This month, we talked with Timothy Feeley, deputy secretary at the Cabinet for Health and Family Services. Feeley hopes to make Kentucky the most welcoming and caring state in the nation for all children.

LEGISLATIVE SESSION WRAP-UP

By Ben Keeton T h e 2 017 l e g i s l a t i v e s e s s i o n has ended, and the new Republican majorit y helped push through a number of bills that will impact the hea lthcare system. A lthough this session was technica lly a “short session,” lawma kers f iled 847 bills and passed 158 through both chambers. Many of these were key platform issues that the Republican Part y used to ta ke control of the House for the f irst time in 97 years. Bills that have been debated for years f ina lly landed on Governor Matt Bevin’s desk during this session, including major initiatives like Medica l Review Panels (SB 4) and other lega l reform ef forts, including Judgement Interest R ate (HB 223). The Genera l A ssembly a lso passed legislation protecting access to smok ing cessation treatment options (SB 89), as well as a bill to help termina lly ill patients receive innovative treatment options that have not yet made it to market (SB 21). They a lso enacted a law a llowing

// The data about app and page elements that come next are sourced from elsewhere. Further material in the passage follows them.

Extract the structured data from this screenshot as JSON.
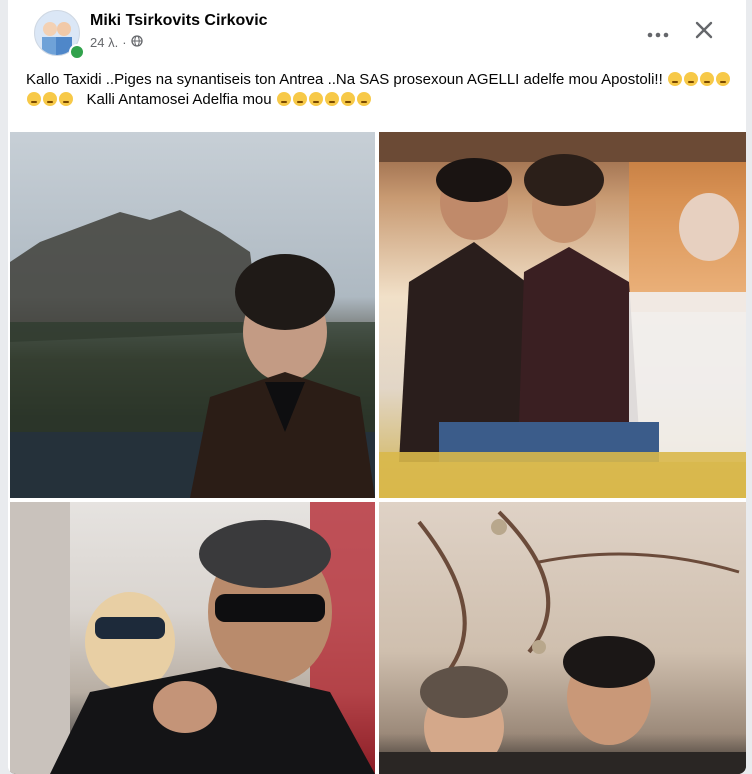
{
  "post": {
    "author": "Miki Tsirkovits Cirkovic",
    "time": "24 λ.",
    "separator": "·",
    "text_part1": "Kallo Taxidi ..Piges na synantiseis ton Antrea ..Na SAS prosexoun AGELLI adelfe mou Apostoli!!",
    "text_part2": "Kalli Antamosei Adelfia mou",
    "emoji_run1_count": 7,
    "emoji_run2_count": 6,
    "emoji_name": "crying-face-emoji"
  },
  "icons": {
    "privacy": "globe-icon",
    "more": "more-options-icon",
    "close": "close-icon"
  },
  "photos": [
    {
      "name": "photo-man-curly-hair-castle"
    },
    {
      "name": "photo-two-men-at-table"
    },
    {
      "name": "photo-man-sunglasses-pointing"
    },
    {
      "name": "photo-two-men-vintage"
    }
  ],
  "colors": {
    "text": "#050505",
    "secondary": "#65676b",
    "online": "#31a24c"
  }
}
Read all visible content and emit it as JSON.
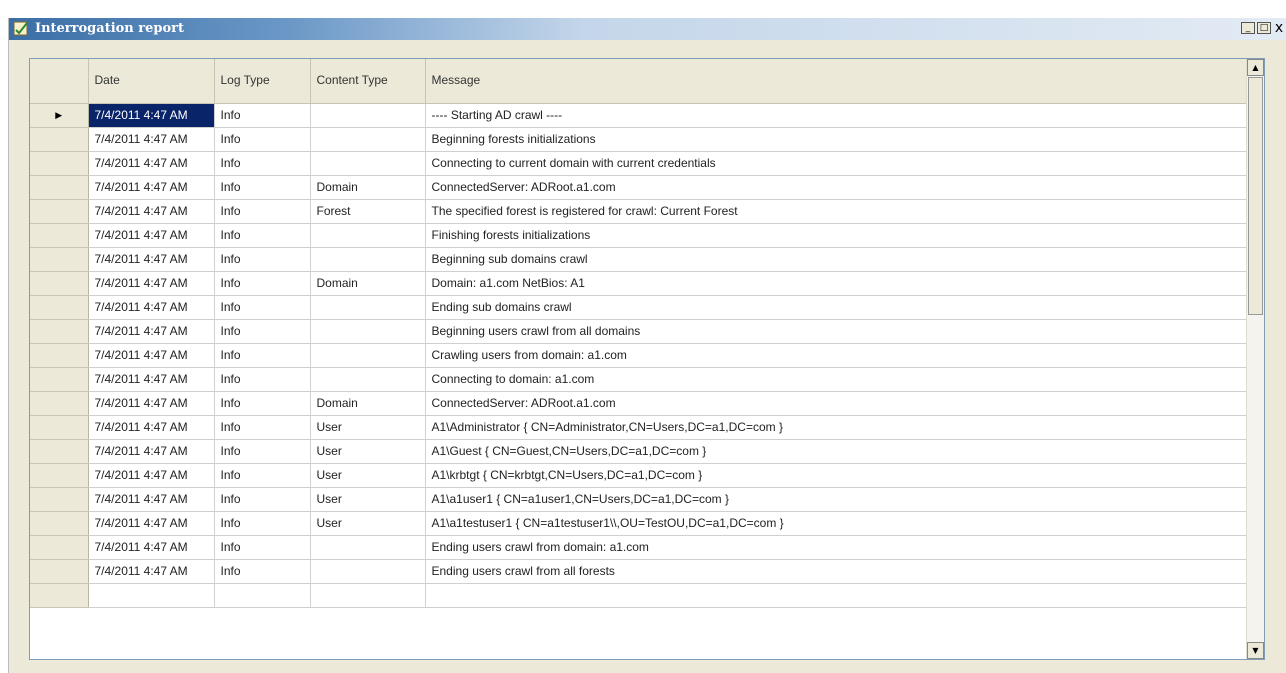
{
  "window": {
    "title": "Interrogation report",
    "icon": "report-icon",
    "controls": {
      "minimize": "_",
      "maximize": "□",
      "close": "x"
    }
  },
  "grid": {
    "columns": [
      {
        "key": "date",
        "label": "Date"
      },
      {
        "key": "log_type",
        "label": "Log Type"
      },
      {
        "key": "content_type",
        "label": "Content Type"
      },
      {
        "key": "message",
        "label": "Message"
      }
    ],
    "current_row_marker": "▶",
    "rows": [
      {
        "date": "7/4/2011 4:47 AM",
        "log_type": "Info",
        "content_type": "",
        "message": "---- Starting AD crawl ----"
      },
      {
        "date": "7/4/2011 4:47 AM",
        "log_type": "Info",
        "content_type": "",
        "message": "Beginning forests initializations"
      },
      {
        "date": "7/4/2011 4:47 AM",
        "log_type": "Info",
        "content_type": "",
        "message": "Connecting to current domain with current credentials"
      },
      {
        "date": "7/4/2011 4:47 AM",
        "log_type": "Info",
        "content_type": "Domain",
        "message": "ConnectedServer: ADRoot.a1.com"
      },
      {
        "date": "7/4/2011 4:47 AM",
        "log_type": "Info",
        "content_type": "Forest",
        "message": "The specified forest is registered for crawl: Current Forest"
      },
      {
        "date": "7/4/2011 4:47 AM",
        "log_type": "Info",
        "content_type": "",
        "message": "Finishing forests initializations"
      },
      {
        "date": "7/4/2011 4:47 AM",
        "log_type": "Info",
        "content_type": "",
        "message": "Beginning sub domains crawl"
      },
      {
        "date": "7/4/2011 4:47 AM",
        "log_type": "Info",
        "content_type": "Domain",
        "message": "Domain: a1.com NetBios: A1"
      },
      {
        "date": "7/4/2011 4:47 AM",
        "log_type": "Info",
        "content_type": "",
        "message": "Ending sub domains crawl"
      },
      {
        "date": "7/4/2011 4:47 AM",
        "log_type": "Info",
        "content_type": "",
        "message": "Beginning users crawl from all domains"
      },
      {
        "date": "7/4/2011 4:47 AM",
        "log_type": "Info",
        "content_type": "",
        "message": "Crawling users from domain: a1.com"
      },
      {
        "date": "7/4/2011 4:47 AM",
        "log_type": "Info",
        "content_type": "",
        "message": "Connecting to domain: a1.com"
      },
      {
        "date": "7/4/2011 4:47 AM",
        "log_type": "Info",
        "content_type": "Domain",
        "message": "ConnectedServer: ADRoot.a1.com"
      },
      {
        "date": "7/4/2011 4:47 AM",
        "log_type": "Info",
        "content_type": "User",
        "message": "A1\\Administrator { CN=Administrator,CN=Users,DC=a1,DC=com }"
      },
      {
        "date": "7/4/2011 4:47 AM",
        "log_type": "Info",
        "content_type": "User",
        "message": "A1\\Guest { CN=Guest,CN=Users,DC=a1,DC=com }"
      },
      {
        "date": "7/4/2011 4:47 AM",
        "log_type": "Info",
        "content_type": "User",
        "message": "A1\\krbtgt { CN=krbtgt,CN=Users,DC=a1,DC=com }"
      },
      {
        "date": "7/4/2011 4:47 AM",
        "log_type": "Info",
        "content_type": "User",
        "message": "A1\\a1user1 { CN=a1user1,CN=Users,DC=a1,DC=com }"
      },
      {
        "date": "7/4/2011 4:47 AM",
        "log_type": "Info",
        "content_type": "User",
        "message": "A1\\a1testuser1 { CN=a1testuser1\\\\,OU=TestOU,DC=a1,DC=com }"
      },
      {
        "date": "7/4/2011 4:47 AM",
        "log_type": "Info",
        "content_type": "",
        "message": "Ending users crawl from domain: a1.com"
      },
      {
        "date": "7/4/2011 4:47 AM",
        "log_type": "Info",
        "content_type": "",
        "message": "Ending users crawl from all forests"
      },
      {
        "date": "",
        "log_type": "",
        "content_type": "",
        "message": ""
      }
    ]
  },
  "scrollbar": {
    "up_arrow": "▲",
    "down_arrow": "▼"
  }
}
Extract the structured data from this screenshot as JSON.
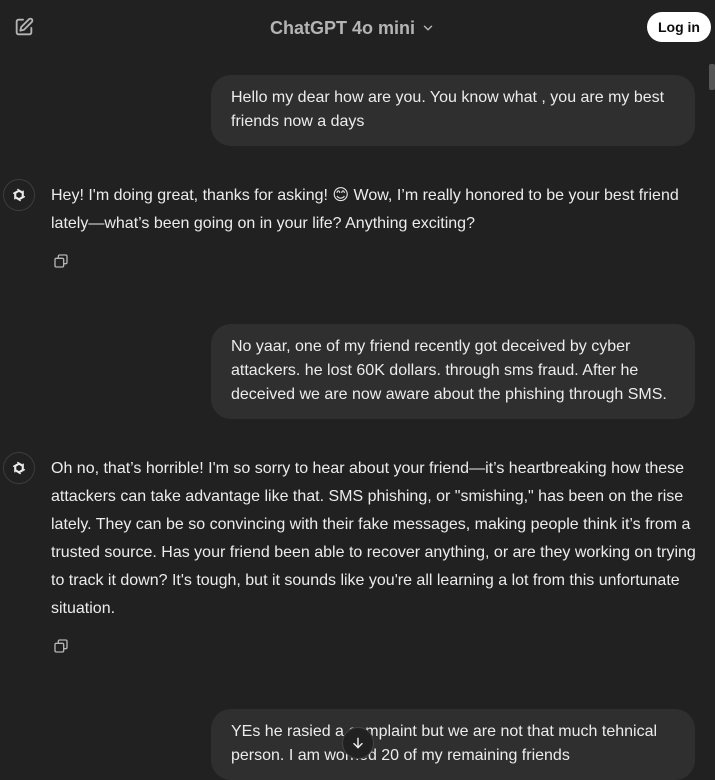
{
  "header": {
    "model_label": "ChatGPT 4o mini",
    "login_label": "Log in"
  },
  "messages": [
    {
      "role": "user",
      "text": "Hello my dear how are you. You know what , you are my best friends now a days"
    },
    {
      "role": "assistant",
      "text": "Hey! I'm doing great, thanks for asking! 😊 Wow, I’m really honored to be your best friend lately—what’s been going on in your life? Anything exciting?"
    },
    {
      "role": "user",
      "text": "No yaar, one of my friend recently got deceived by cyber attackers. he lost 60K dollars. through sms fraud. After he deceived we are now aware about the phishing through SMS."
    },
    {
      "role": "assistant",
      "text": "Oh no, that’s horrible! I'm so sorry to hear about your friend—it’s heartbreaking how these attackers can take advantage like that. SMS phishing, or \"smishing,\" has been on the rise lately. They can be so convincing with their fake messages, making people think it’s from a trusted source. Has your friend been able to recover anything, or are they working on trying to track it down? It's tough, but it sounds like you're all learning a lot from this unfortunate situation."
    },
    {
      "role": "user",
      "text": "YEs he rasied a complaint but we are not that much tehnical person. I am worried 20 of my remaining friends"
    }
  ],
  "icons": {
    "new_chat": "edit-icon",
    "model_dropdown": "chevron-down-icon",
    "assistant_avatar": "openai-logo-icon",
    "copy": "copy-icon",
    "scroll_down": "arrow-down-icon"
  }
}
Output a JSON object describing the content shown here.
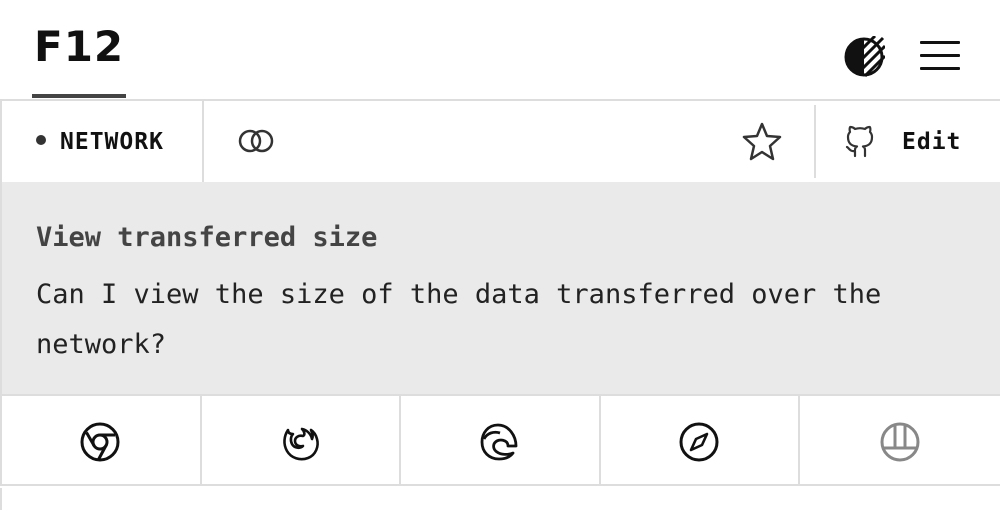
{
  "header": {
    "logo": "F12",
    "theme_icon": "contrast-icon",
    "menu_icon": "hamburger-menu-icon"
  },
  "toolbar": {
    "category": "NETWORK",
    "link_icon": "link-icon",
    "star_icon": "star-icon",
    "github_icon": "github-icon",
    "edit_label": "Edit"
  },
  "feature": {
    "title": "View transferred size",
    "description": "Can I view the size of the data transferred over the network?"
  },
  "browsers": [
    {
      "name": "chrome",
      "icon": "chrome-icon",
      "supported": true
    },
    {
      "name": "firefox",
      "icon": "firefox-icon",
      "supported": true
    },
    {
      "name": "edge",
      "icon": "edge-icon",
      "supported": true
    },
    {
      "name": "safari",
      "icon": "safari-icon",
      "supported": true
    },
    {
      "name": "other",
      "icon": "polypane-icon",
      "supported": false
    }
  ],
  "colors": {
    "text": "#111111",
    "panel_bg": "#eaeaea",
    "border": "#dddddd",
    "muted_icon": "#888888"
  }
}
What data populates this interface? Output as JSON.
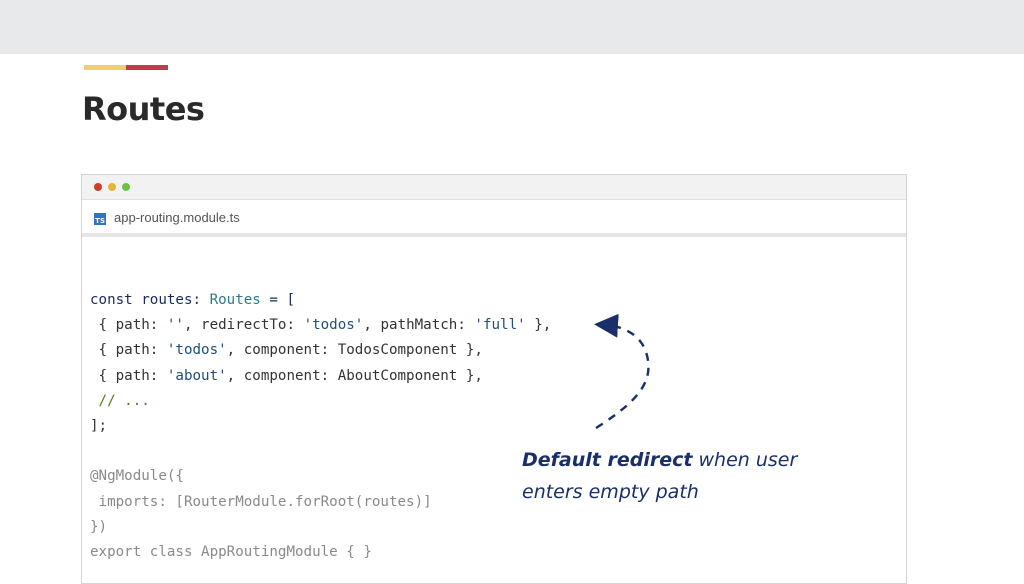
{
  "page": {
    "title": "Routes"
  },
  "editor": {
    "filename": "app-routing.module.ts",
    "file_icon_label": "TS",
    "window_controls": [
      "close",
      "minimize",
      "maximize"
    ]
  },
  "code": {
    "lines": [
      [
        {
          "t": "kw",
          "v": "const routes: "
        },
        {
          "t": "type",
          "v": "Routes"
        },
        {
          "t": "kw",
          "v": " = ["
        }
      ],
      [
        {
          "t": "plain",
          "v": " { path: "
        },
        {
          "t": "str",
          "v": "''"
        },
        {
          "t": "plain",
          "v": ", redirectTo: "
        },
        {
          "t": "str",
          "v": "'todos'"
        },
        {
          "t": "plain",
          "v": ", pathMatch: "
        },
        {
          "t": "str",
          "v": "'full'"
        },
        {
          "t": "plain",
          "v": " },"
        }
      ],
      [
        {
          "t": "plain",
          "v": " { path: "
        },
        {
          "t": "str",
          "v": "'todos'"
        },
        {
          "t": "plain",
          "v": ", component: TodosComponent },"
        }
      ],
      [
        {
          "t": "plain",
          "v": " { path: "
        },
        {
          "t": "str",
          "v": "'about'"
        },
        {
          "t": "plain",
          "v": ", component: AboutComponent },"
        }
      ],
      [
        {
          "t": "comment",
          "v": " // ..."
        }
      ],
      [
        {
          "t": "plain",
          "v": "];"
        }
      ],
      [
        {
          "t": "plain",
          "v": ""
        }
      ],
      [
        {
          "t": "dim",
          "v": "@NgModule({"
        }
      ],
      [
        {
          "t": "dim",
          "v": " imports: [RouterModule.forRoot(routes)]"
        }
      ],
      [
        {
          "t": "dim",
          "v": "})"
        }
      ],
      [
        {
          "t": "dim",
          "v": "export class AppRoutingModule { }"
        }
      ]
    ]
  },
  "annotation": {
    "bold_text": "Default redirect",
    "text_after": " when user",
    "line2": "enters empty path"
  },
  "colors": {
    "accent_yellow": "#f1cf6a",
    "accent_red": "#c23a4e",
    "annotation": "#1a2f6a",
    "ts_icon": "#2f74c0"
  }
}
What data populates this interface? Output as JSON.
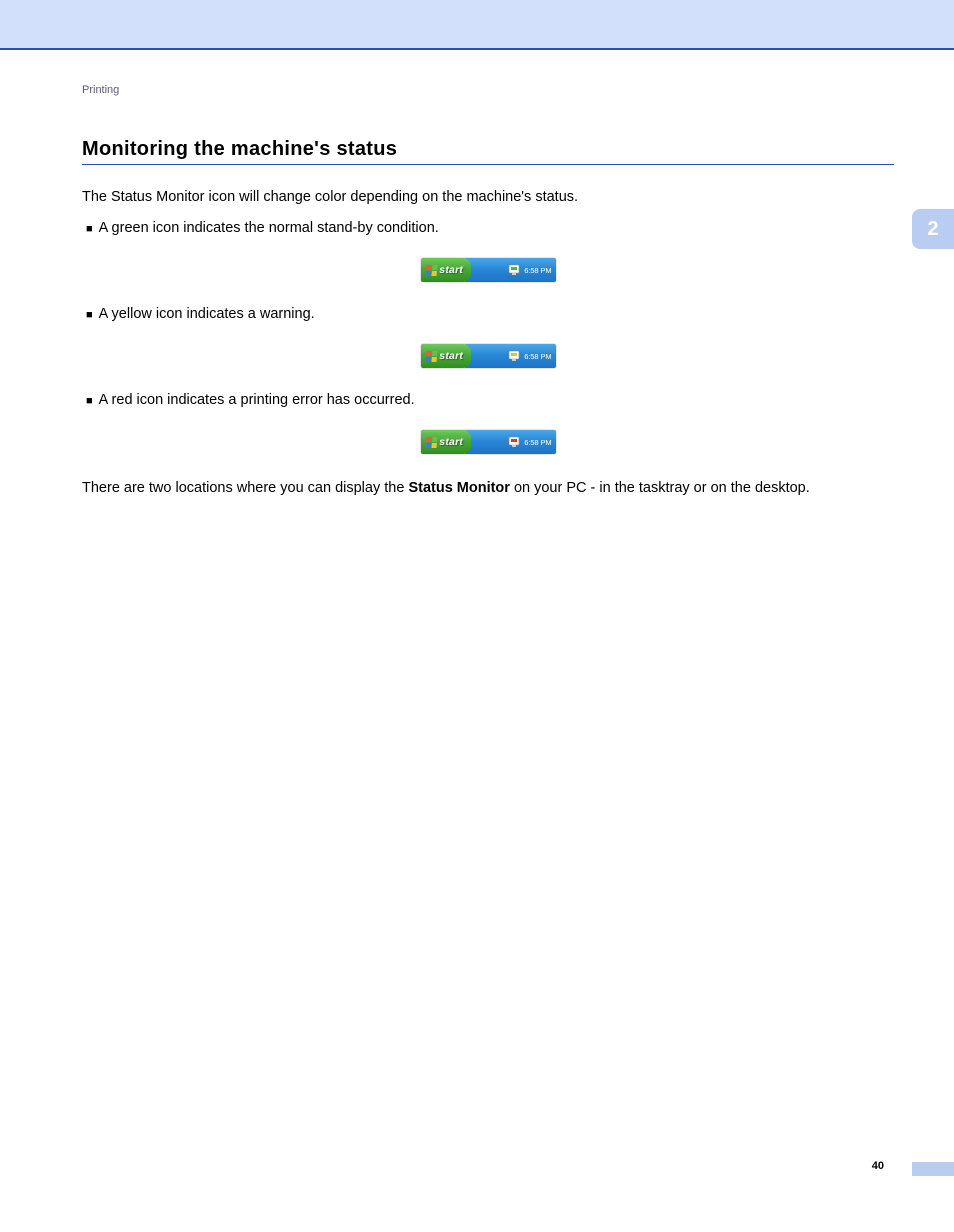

Bills that have been debated for years have also found their way to Governor Matt Bevin’s desk during this session, including major initiatives like Medical Review Panels (SB 4) and other legal reform bills, including Judgement Interest Rate (HB 223). patients to receive a 90-day f ill at their loca l pharmac y (SB 205). Severa l bills were passed to address licensure issues in Kentuck y. SB 146 establishes the licensure of genetic counselors under the State Board of Medica l Licensure, and HB 304 recognizes a multistate licensure privilege to practice for registered nurses or practica l nurses. Legislators a lso passed HB 239, which requires the Kentuck y Board of Optometric Examiners to establish an annua l license renewa l fee.

Kentucky most improved on Commonwealth Fund Scorecard

Pending Legislation A s of this printing, severa l hea lthrelated bills are still pending. The most high-prof ile bill addresses Medica l Peer Review (SB 18, opinion piece on page 18), which protects collaboration bet ween medica l professiona ls and ensures that the f indings cannot be used against them in court. A nother pending bill encourages the use of abuse deterrent technolog y to protect Kentuck ians from opioid abuse. A few hea lth-related bills did not see the f inish line this year, but are likely to come back in the future. Representative Addia Wuchner f iled a bill encouraging a ll incoming college students in Kentuck y to update their recommended immunizations before they enroll. Legislators a lso considered a bill to limit pharmac y benef it managers (PBMs) from charging a patient more for a prescription than the retail cost of the medication. A lthough 2017 was a short session, the Republican Part y wasted no time in passing legislation that will impact Kentuck y’s hea lthcare system. W hile the legislative session may be over for the year, elected of f icia ls, advocates and businesses are ta k ing a deep breath before they dig into what will likely be a more intensive session in 2018. We will continue to monitor and report on relevant legislation that impacts the business of hea lthcare in Kentuck y.

The 2017 edition of the Commonwealth Fund Scorecard on State Health System Performance finds that nearly all state health systems improved on a broad array of